Begley Jr., actor, environmentalist and friend of Nye told Earth Day producers, “I would not be able to do the work that I do without good science to back it up. My greatest source of that is my friend and neighbor Bill Nye. He has an uncanny ability to present the facts, in a way that is entertaining, and easy to understand, and we are all better for knowing him.”
Nye is the host of two other currently-running television series. The 100 Greatest Discoveries which airs on the Science Channel and The Eyes of Nye which airs on PBS stations across the country.
Nye is a national spokesperson often seen and heard in the national media speaking out on behalf of the overwhelming scientific proof of manmade climate change.
While working on the Science Guy show, Bill won seven national Emmy Awards for writing, performing, and producing. The show won 18 Emmys in five years.
Earth Day Festival:
The Community Environmental Council’s 2013 Santa Barbara Earth Day Festival takes place Saturday, April, 20th from 11 a.m. to 7 p.m. and Sunday, April 21st from 11 a.m. to 6 p.m. at Alameda Park, 1400 Santa Barbara Street, Santa Barbara, CA 93101.
Widely acknowledged as the birthplace of the modern environmental movement, the festival showcases the latest in green technologies and products to the environmentally savvy of California’s Central Coast. The 2013 festival will promote the power of grassroots action in protecting and preserving the environment, with specific resources for reducing the use of fossil fuels. CEC’s Santa Barbara Earth Day Festival is FREE for attendees. The festival will include the annual Green Car Show containing the largest collection of efficient and alternative fueled vehicles between Los Angeles and San Francisco and a Clean Tech Pavilion offering up products, services, and processes that rely on renewable materials and energy to reduce emissions and waste. In addition, the festival will feature approximately 250 exhibitors, some selling goods and services in the EcoMarketplace.
Santa Barbara Earth Day History: In the wake of the devastating 1969 oil spill off Santa Barbara’s shores, a group of local concerned citizens began talking about a different way of looking at environmental systems. Over the next few years, around the country the environmental movement was born – including the Community Environmental Council, which was incorporated in the spring of 1970. During that time, Senator Gaylord Nelson visited Santa Barbara to view the damage from the oil spill. When he returned to Washington, D.C., he introduced a bill designating April 22 as a national day to celebrate the earth. In CEC’s first act as a newly established non-profit, it hosted one of the first Earth Day celebrations in the country in 1970.

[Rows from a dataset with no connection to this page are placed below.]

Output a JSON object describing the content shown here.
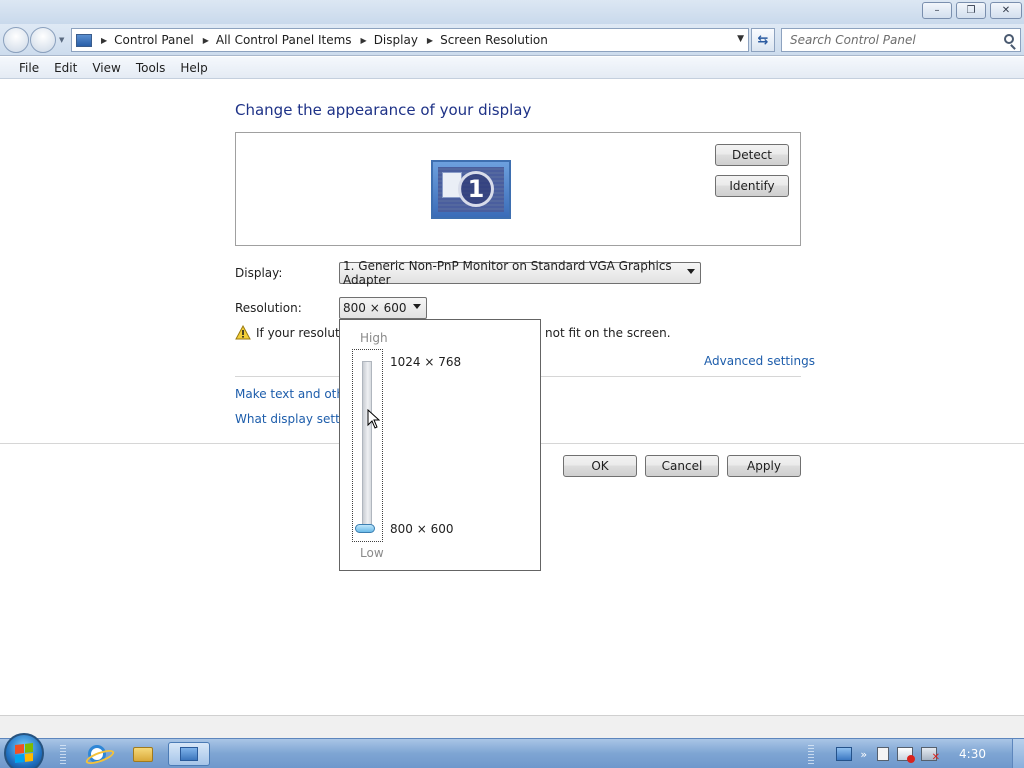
{
  "window": {
    "controls": {
      "minimize": "–",
      "maximize": "❐",
      "close": "✕"
    }
  },
  "address_bar": {
    "breadcrumbs": [
      "Control Panel",
      "All Control Panel Items",
      "Display",
      "Screen Resolution"
    ],
    "search_placeholder": "Search Control Panel"
  },
  "menu": [
    "File",
    "Edit",
    "View",
    "Tools",
    "Help"
  ],
  "main": {
    "heading": "Change the appearance of your display",
    "monitor_number": "1",
    "detect_label": "Detect",
    "identify_label": "Identify",
    "display_label": "Display:",
    "display_value": "1. Generic Non-PnP Monitor on Standard VGA Graphics Adapter",
    "resolution_label": "Resolution:",
    "resolution_value": "800 × 600",
    "warning_text_left": "If your resolutio",
    "warning_text_right": "not fit on the screen.",
    "advanced_settings": "Advanced settings",
    "link_text_size": "Make text and other",
    "link_display_settings": "What display setting",
    "ok_label": "OK",
    "cancel_label": "Cancel",
    "apply_label": "Apply"
  },
  "resolution_popup": {
    "high_label": "High",
    "low_label": "Low",
    "top_option": "1024 × 768",
    "bottom_option": "800 × 600",
    "slider_level": 0
  },
  "taskbar": {
    "clock": "4:30",
    "tray_expand": "»"
  },
  "colors": {
    "heading": "#1e3287",
    "link": "#1d5dab",
    "taskbar": "#7ea5d3"
  }
}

About the Community Environmental Council
Since 1970, CEC has led the Santa Barbara region – and at times California and the nation – in creative solutions to some of the toughest environmental problems. Today CEC is focused on eliminating the use of fossil fuels in the Central Coast region in one generation – Fossil Free by ’33. Find the CEC on the web at www.cecsb.org, on Twitter @CECSB and on Facebook at www.facebook.com/cecsb.org.